People don’t resist organizational change! – People resist being changed!
My current programme is using new, bespoke software to drive organisational change. So I need people to change what they’re doing. A lot of people. As a first step I need them to adopt our new software. So I am always looking for ways to push the software roll out. In an earlier post I described one approach we use for encouraging adoption: Foot in the Door Technique. In this post I look at two other methods – which we call "Side bets" and "Sweeties".
My team were worried that rolling out our software would slow and fitful which would threaten the eventual success of the programme. There were a couple of reasons for this worry: the core functionality was complicated and was taking longer than expected to build and, although key to the business, the core functionality was not very exciting. So we backed a couple of side bets, specifically a couple of variations on a "content exchange"; think journalists touting their journalistic wares in an internal market.
These content exchanges directly addressed specific and immediate user needs, needs that were within our general remit but definitely not strategic. They were the kind of thing we might have got to a year or so down the line. Despite the fact they were side bets we went ahead and did the work within the first few months of the programme. This took only a week for a couple of team so the cost was low. But the benefit was immense and the features were run away successes. They addressed the specific need but also created considerable excitement and interest in the wider programme giving us a PR breathing space on the main rollout.
The content exchanges were very much "short term wins" for us (Kotter, 1995). Kotter identified eight steps to transforming organisations with number six being "Planning for and Creating Short-Term Wins". Meeting short term goals and the associated celebrations helps to maintain momentum.
We’ve also used another type of side bet. Unlike the content exchanges where all we did was bring forward something we would have done anyway, the second type of side bet was, nominally at least, outside our scope.
I mentioned Guest Handling in my post on Reinforcing Success but it is also a good example of side bet. Guest Handling was not part of our original scope but we were asked to do a pilot. On balance we decided it would benefit the organisation so was worth investing a week of a developers time to do the work. Then the business ran for a pilot for couple of weeks. The pilot was surprisingly successful. We got good feedback and demonstrated how an automated tool could fill the gap in the current process. This result was sufficient incentive to back the winner and invest more; in fact our business stakeholders were clamouring for a production ready version. Of course we had to trade off requirements and drop other functionality to do this – see Agile Change Management.
As part of our programme we are asking people to do something new, typically abandon whatever method / tool they’re using to do the job and adopting our method / tool. To get the people to change we have to address their unstated question of "What’s in it for me?".

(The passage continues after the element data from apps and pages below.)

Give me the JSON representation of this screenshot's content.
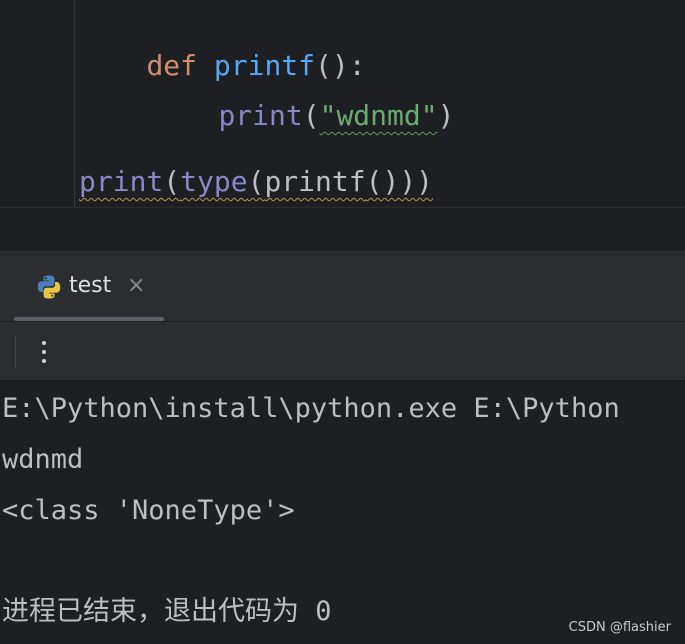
{
  "colors": {
    "editor_bg": "#1e1f22",
    "panel_bg": "#2b2d30",
    "keyword": "#cf8e6d",
    "function_def": "#56a8f5",
    "builtin": "#8888c6",
    "string": "#6aab73",
    "text": "#bcbec4"
  },
  "editor": {
    "line1": {
      "kw": "def",
      "name": "printf",
      "tail": "():"
    },
    "line2": {
      "builtin": "print",
      "open": "(",
      "string": "\"wdnmd\"",
      "close": ")"
    },
    "line4": {
      "print": "print",
      "p1": "(",
      "type": "type",
      "p2": "(",
      "printf": "printf",
      "tail": "()))"
    }
  },
  "run_panel": {
    "tab": {
      "label": "test",
      "icon": "python-icon",
      "close_icon": "close-icon",
      "close_glyph": "×"
    },
    "toolbar": {
      "more_icon": "more-vertical-icon"
    }
  },
  "console": {
    "lines": [
      "E:\\Python\\install\\python.exe E:\\Python",
      "wdnmd",
      "<class 'NoneType'>",
      "",
      "进程已结束，退出代码为 0"
    ]
  },
  "watermark": "CSDN @flashier"
}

The first and most important question for any individual in any change environment is ‘What’s in it for me?’ – Until this question is answered they will not hear anything else objectively.
A typical example is we need the users to enter metadata fields that didn’t exist in the previous tool.
Unfortunately benefit for the organisation don’t cut it, at least for most people, and we need something more individual. That is where "Sweeties" come in. We’re not talking chocolate here or monetary incentives. We’re talking features of the product that make it the user’s life easier.
The first example is on our deployment sheets. These are literally sheets of paper issued to News crews as they walk out the door with information about the story in question, where the crew have to go to, and what to do when they get there. If the resource manager has time they’ll also look up the address in google maps and print out a map of the destination to give to the crew. To encourage the resource manager to use our replacement system we bundled an automatically generated map with the new deployment sheet – the sweetie. It probably only saved a few seconds from their workflow but every second counts.
The second example is people locator. This is a tool we built so enable the newsgathering department to track where in the globe their people are – something that had been quite difficult. Of course to get that benefit – the sweetie – newsgathering staff had to enter people into the new system as meta-data – the behaviour we wanted to encourage – whereas in the old system they could type anything they wanted.
Kotter, J. P. (Mar-Apr 1995). Leading Change: Why Transformations Efforts Fail. Harvard Business Review, p. 61-67.